Phew, that's a relief.
The Chinese and US presidents have grinned, gripped and generally got along, in a manner that ensures the global economic recovery can keep rolling.
There was that one awkward bit, where Donald Trump announced he'd just unilaterally bombed a country that China still calls a friend ... right after dessert at their first dinner meeting.
That's exactly the kind of random Trump move that many commentators feared might derail the summit.
But it didn't.
President Xi Jinping appears to have turned up on a mission to de-escalate trade tension and avoid a trade war that could be disastrous for both countries and the world.
And he stuck to his guns.
However annoyed the Chinese might have been about the US action in Syria or the diplomatically aggressive timing of the strike, they didn't bite back.
Trump was invited to visit Beijing and he accepted. And the US was offered some trade concessions.
It will get better market access for its financial sector and for beef exports to China.

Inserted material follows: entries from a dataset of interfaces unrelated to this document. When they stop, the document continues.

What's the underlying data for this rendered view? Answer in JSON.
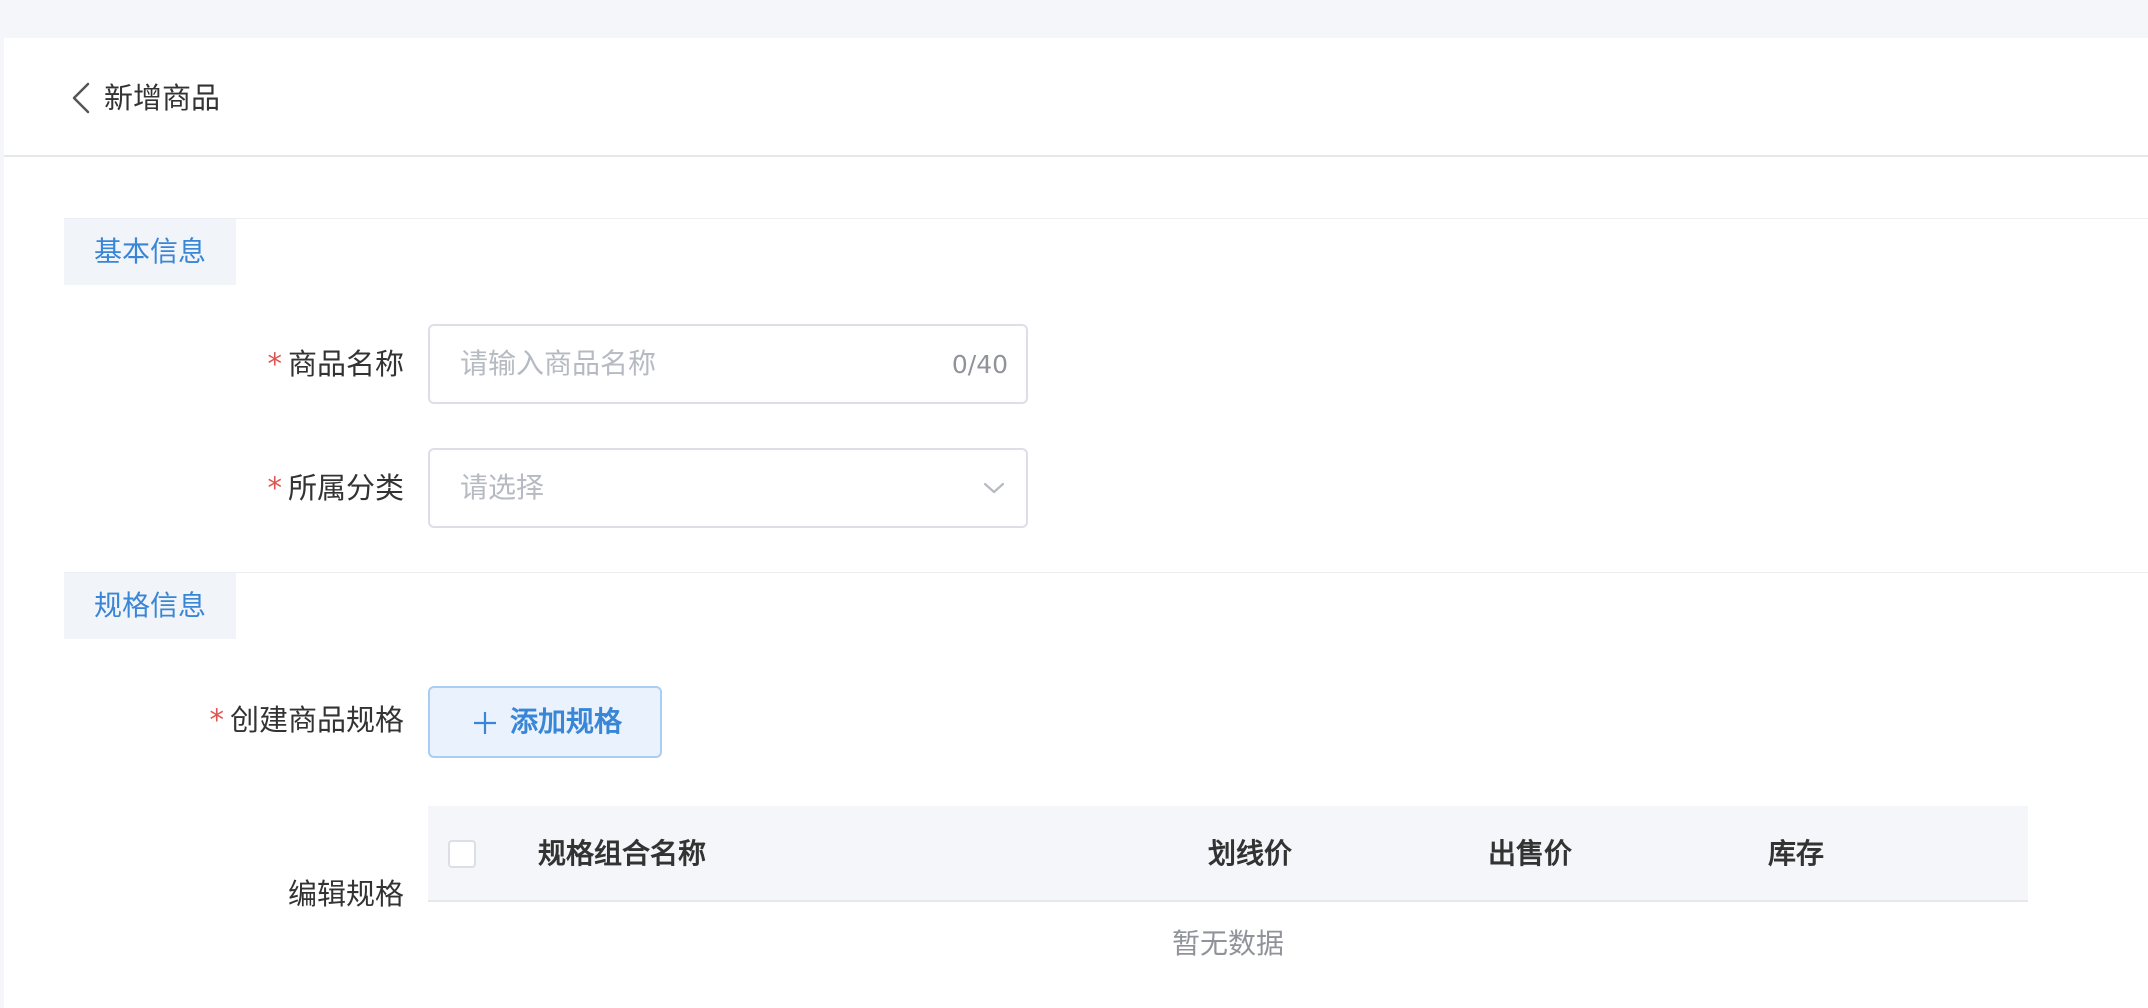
{
  "header": {
    "title": "新增商品"
  },
  "sections": {
    "basic": "基本信息",
    "spec": "规格信息"
  },
  "form": {
    "required_mark": "*",
    "name_label": "商品名称",
    "name_placeholder": "请输入商品名称",
    "name_counter": "0/40",
    "category_label": "所属分类",
    "category_placeholder": "请选择",
    "create_spec_label": "创建商品规格",
    "add_spec_button": "添加规格",
    "edit_spec_label": "编辑规格"
  },
  "table": {
    "columns": [
      "规格组合名称",
      "划线价",
      "出售价",
      "库存"
    ],
    "empty_text": "暂无数据"
  },
  "colors": {
    "accent": "#3a86d6",
    "required": "#e0534f",
    "placeholder": "#b6bac2"
  }
}
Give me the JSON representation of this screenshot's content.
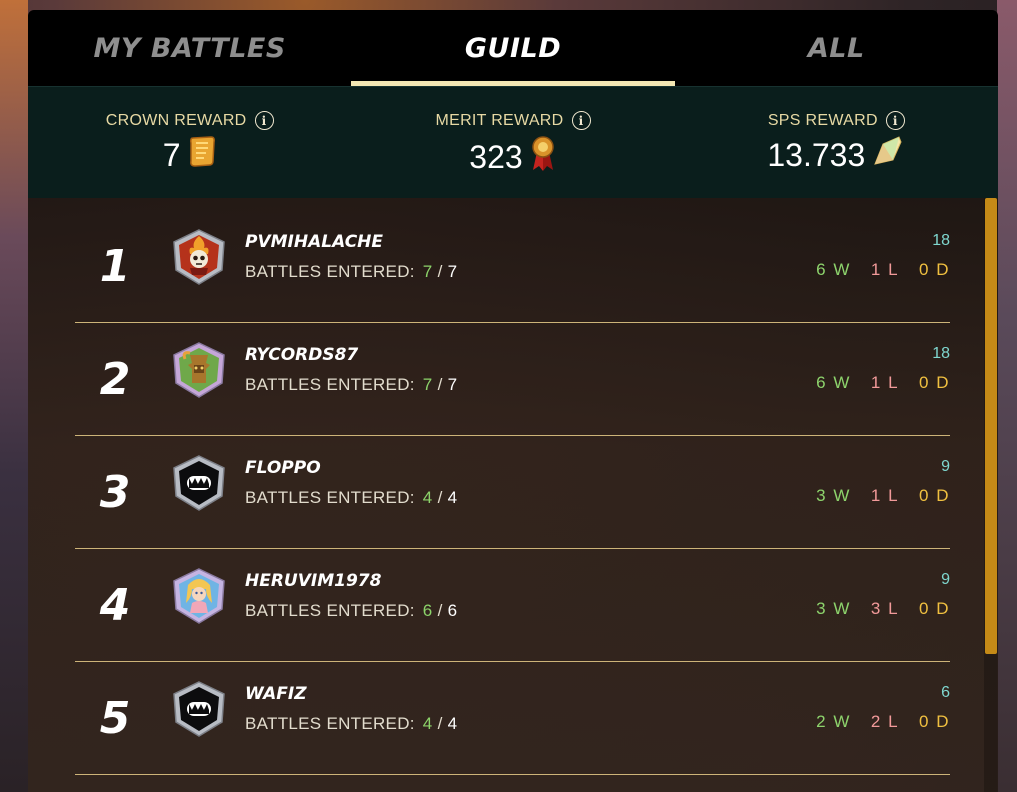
{
  "tabs": [
    {
      "label": "MY BATTLES",
      "active": false
    },
    {
      "label": "GUILD",
      "active": true
    },
    {
      "label": "ALL",
      "active": false
    }
  ],
  "rewards": {
    "crown": {
      "label": "CROWN REWARD",
      "value": "7",
      "icon": "crown-token-icon"
    },
    "merit": {
      "label": "MERIT REWARD",
      "value": "323",
      "icon": "merit-medal-icon"
    },
    "sps": {
      "label": "SPS REWARD",
      "value": "13.733",
      "icon": "sps-crystal-icon"
    }
  },
  "battles_label": "BATTLES ENTERED:",
  "players": [
    {
      "rank": "1",
      "name": "PVMIHALACHE",
      "entered": "7",
      "total": "7",
      "score": "18",
      "wins": "6 W",
      "losses": "1 L",
      "draws": "0 D",
      "avatar": "fire-skull-avatar-icon"
    },
    {
      "rank": "2",
      "name": "RYCORDS87",
      "entered": "7",
      "total": "7",
      "score": "18",
      "wins": "6 W",
      "losses": "1 L",
      "draws": "0 D",
      "avatar": "tree-spirit-avatar-icon"
    },
    {
      "rank": "3",
      "name": "FLOPPO",
      "entered": "4",
      "total": "4",
      "score": "9",
      "wins": "3 W",
      "losses": "1 L",
      "draws": "0 D",
      "avatar": "shadow-monster-avatar-icon"
    },
    {
      "rank": "4",
      "name": "HERUVIM1978",
      "entered": "6",
      "total": "6",
      "score": "9",
      "wins": "3 W",
      "losses": "3 L",
      "draws": "0 D",
      "avatar": "angel-girl-avatar-icon"
    },
    {
      "rank": "5",
      "name": "WAFIZ",
      "entered": "4",
      "total": "4",
      "score": "6",
      "wins": "2 W",
      "losses": "2 L",
      "draws": "0 D",
      "avatar": "shadow-monster-avatar-icon"
    }
  ],
  "colors": {
    "accent": "#f3e7b3",
    "reward_label": "#e7d9a4",
    "win": "#8dd36c",
    "loss": "#f29a9a",
    "draw": "#f0c040",
    "score": "#7fd7cf",
    "scrollbar": "#c58a17"
  }
}
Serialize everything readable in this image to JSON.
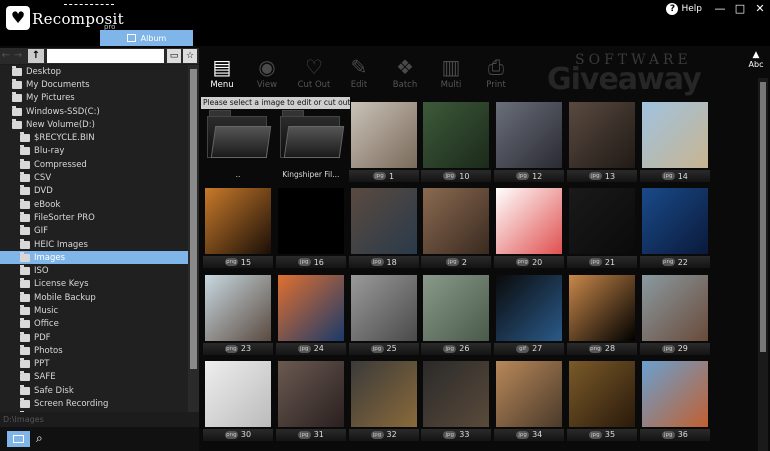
{
  "app": {
    "name": "Recomposit",
    "edition": "pro",
    "album_tab": "Album"
  },
  "window": {
    "help": "Help",
    "minimize": "—",
    "maximize": "□",
    "close": "✕"
  },
  "toolbar": {
    "buttons": [
      {
        "label": "Menu",
        "icon": "menu-icon",
        "active": true
      },
      {
        "label": "View",
        "icon": "eye-icon",
        "active": false
      },
      {
        "label": "Cut Out",
        "icon": "heart-cut-icon",
        "active": false
      },
      {
        "label": "Edit",
        "icon": "wand-icon",
        "active": false
      },
      {
        "label": "Batch",
        "icon": "batch-icon",
        "active": false
      },
      {
        "label": "Multi",
        "icon": "multi-icon",
        "active": false
      },
      {
        "label": "Print",
        "icon": "printer-icon",
        "active": false
      }
    ],
    "sort_label": "Abc"
  },
  "watermark": {
    "line1": "SOFTWARE",
    "line2": "Giveaway"
  },
  "tooltip": "Please select a image to edit or cut out.",
  "tree": {
    "nodes": [
      {
        "label": "Desktop",
        "level": 0,
        "selected": false
      },
      {
        "label": "My Documents",
        "level": 0,
        "selected": false
      },
      {
        "label": "My Pictures",
        "level": 0,
        "selected": false
      },
      {
        "label": "Windows-SSD(C:)",
        "level": 0,
        "selected": false
      },
      {
        "label": "New Volume(D:)",
        "level": 0,
        "selected": false
      },
      {
        "label": "$RECYCLE.BIN",
        "level": 1,
        "selected": false
      },
      {
        "label": "Blu-ray",
        "level": 1,
        "selected": false
      },
      {
        "label": "Compressed",
        "level": 1,
        "selected": false
      },
      {
        "label": "CSV",
        "level": 1,
        "selected": false
      },
      {
        "label": "DVD",
        "level": 1,
        "selected": false
      },
      {
        "label": "eBook",
        "level": 1,
        "selected": false
      },
      {
        "label": "FileSorter PRO",
        "level": 1,
        "selected": false
      },
      {
        "label": "GIF",
        "level": 1,
        "selected": false
      },
      {
        "label": "HEIC Images",
        "level": 1,
        "selected": false
      },
      {
        "label": "Images",
        "level": 1,
        "selected": true
      },
      {
        "label": "ISO",
        "level": 1,
        "selected": false
      },
      {
        "label": "License Keys",
        "level": 1,
        "selected": false
      },
      {
        "label": "Mobile Backup",
        "level": 1,
        "selected": false
      },
      {
        "label": "Music",
        "level": 1,
        "selected": false
      },
      {
        "label": "Office",
        "level": 1,
        "selected": false
      },
      {
        "label": "PDF",
        "level": 1,
        "selected": false
      },
      {
        "label": "Photos",
        "level": 1,
        "selected": false
      },
      {
        "label": "PPT",
        "level": 1,
        "selected": false
      },
      {
        "label": "SAFE",
        "level": 1,
        "selected": false
      },
      {
        "label": "Safe Disk",
        "level": 1,
        "selected": false
      },
      {
        "label": "Screen Recording",
        "level": 1,
        "selected": false
      },
      {
        "label": "Software Files",
        "level": 1,
        "selected": false
      }
    ],
    "current_path": "D:\\Images"
  },
  "grid": {
    "items": [
      {
        "kind": "folder",
        "label": ".."
      },
      {
        "kind": "folder",
        "label": "Kingshiper Fil..."
      },
      {
        "kind": "image",
        "badge": "jpg",
        "label": "1",
        "colors": [
          "#c9c2b8",
          "#7a6a5a"
        ]
      },
      {
        "kind": "image",
        "badge": "jpg",
        "label": "10",
        "colors": [
          "#3d5a3a",
          "#1b2a1a"
        ]
      },
      {
        "kind": "image",
        "badge": "jpg",
        "label": "12",
        "colors": [
          "#6a6f7a",
          "#2a2a33"
        ]
      },
      {
        "kind": "image",
        "badge": "jpg",
        "label": "13",
        "colors": [
          "#5a4a40",
          "#201a16"
        ]
      },
      {
        "kind": "image",
        "badge": "jpg",
        "label": "14",
        "colors": [
          "#9fc3e0",
          "#c8b490"
        ]
      },
      {
        "kind": "image",
        "badge": "png",
        "label": "15",
        "colors": [
          "#c87a2a",
          "#1a0f08"
        ]
      },
      {
        "kind": "image",
        "badge": "jpg",
        "label": "16",
        "colors": [
          "#000000",
          "#000000"
        ]
      },
      {
        "kind": "image",
        "badge": "jpg",
        "label": "18",
        "colors": [
          "#5a4a40",
          "#2a3a4a"
        ]
      },
      {
        "kind": "image",
        "badge": "jpg",
        "label": "2",
        "colors": [
          "#8a6a50",
          "#3a2a20"
        ]
      },
      {
        "kind": "image",
        "badge": "png",
        "label": "20",
        "colors": [
          "#ffffff",
          "#e05050"
        ]
      },
      {
        "kind": "image",
        "badge": "jpg",
        "label": "21",
        "colors": [
          "#1a1a1a",
          "#0a0a0a"
        ]
      },
      {
        "kind": "image",
        "badge": "png",
        "label": "22",
        "colors": [
          "#1a4a8a",
          "#0a1a3a"
        ]
      },
      {
        "kind": "image",
        "badge": "png",
        "label": "23",
        "colors": [
          "#c8d8e0",
          "#5a4a40"
        ]
      },
      {
        "kind": "image",
        "badge": "jpg",
        "label": "24",
        "colors": [
          "#e07030",
          "#1a3a6a"
        ]
      },
      {
        "kind": "image",
        "badge": "jpg",
        "label": "25",
        "colors": [
          "#9a9a9a",
          "#4a4a4a"
        ]
      },
      {
        "kind": "image",
        "badge": "jpg",
        "label": "26",
        "colors": [
          "#8a9a8a",
          "#4a5a4a"
        ]
      },
      {
        "kind": "image",
        "badge": "gif",
        "label": "27",
        "colors": [
          "#0a0a0a",
          "#2a5a8a"
        ]
      },
      {
        "kind": "image",
        "badge": "png",
        "label": "28",
        "colors": [
          "#c8884a",
          "#000000"
        ]
      },
      {
        "kind": "image",
        "badge": "jpg",
        "label": "29",
        "colors": [
          "#8a9aa0",
          "#6a4a3a"
        ]
      },
      {
        "kind": "image",
        "badge": "png",
        "label": "30",
        "colors": [
          "#eeeeee",
          "#bbbbbb"
        ]
      },
      {
        "kind": "image",
        "badge": "jpg",
        "label": "31",
        "colors": [
          "#6a5a50",
          "#2a2020"
        ]
      },
      {
        "kind": "image",
        "badge": "jpg",
        "label": "32",
        "colors": [
          "#3a3a3a",
          "#8a6a3a"
        ]
      },
      {
        "kind": "image",
        "badge": "jpg",
        "label": "33",
        "colors": [
          "#2a2a2a",
          "#5a4a3a"
        ]
      },
      {
        "kind": "image",
        "badge": "jpg",
        "label": "34",
        "colors": [
          "#b8885a",
          "#4a3a2a"
        ]
      },
      {
        "kind": "image",
        "badge": "jpg",
        "label": "35",
        "colors": [
          "#7a5a2a",
          "#2a1a0a"
        ]
      },
      {
        "kind": "image",
        "badge": "jpg",
        "label": "36",
        "colors": [
          "#6aa0d0",
          "#c06030"
        ]
      }
    ]
  }
}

In China, the media have trumpeted the meeting as a great success.
Reuters reports state-run Chinese tabloid Global Times saying the meeting "served as an indicator that the China-US relationship is still very much on course since the Trump administration took office in January".
The official party line this may be, but it is the official party line that world markets wanted to hear.
If and when Trump does enough to really upset the Chinese, we'll hear about it.
Syria and North Korea were raised in the talks but did not feature heavily in state media reports.
The Global Times did run an editorial saying that in Trump's "first major decision on international affairs, his haste and inconsistency has left people with a deep impression."
But for now China has prioritised stabilising trade relations.
Both countries need to maintain face. But both have a lot to lose if a trade conflict escalates.
Concessions such as those Xi has offered are ideal. They aren't economically or politically difficult for the Chinese. The loosening of financial investment restrictions was already being discussed with the Obama regime.
Access for US beef is the overdue relaxing of a 2003 ban put in place after a rogue case of mad cow disease, already promised six month ago.
But they do allow Trump to claim small victories and back away from his more alarming rhetoric on trade with a veneer of success.
His visit to Beijing will be another test of the relationship but the fact that the invitation was offered and accepted during the weekend was another good sign.
After a short, sharp reaction in oil prices and US equity futures markets quickly normalised after the missile strike on Syria.
Wall Street closed a fraction down for the day on Friday.
To put things in perspective, underwhelming US jobs data in the weekend was perceived as bigger negative for markets.
The boring old ups and downs of scheduled economic data are a welcome distraction from the volatility of major geo-political events.
Even that was tempered when US Federal Reserve New York president Dudley Williams said he had seen nothing in any of the weekends events to raise any doubt about planned interest rate hikes later this year.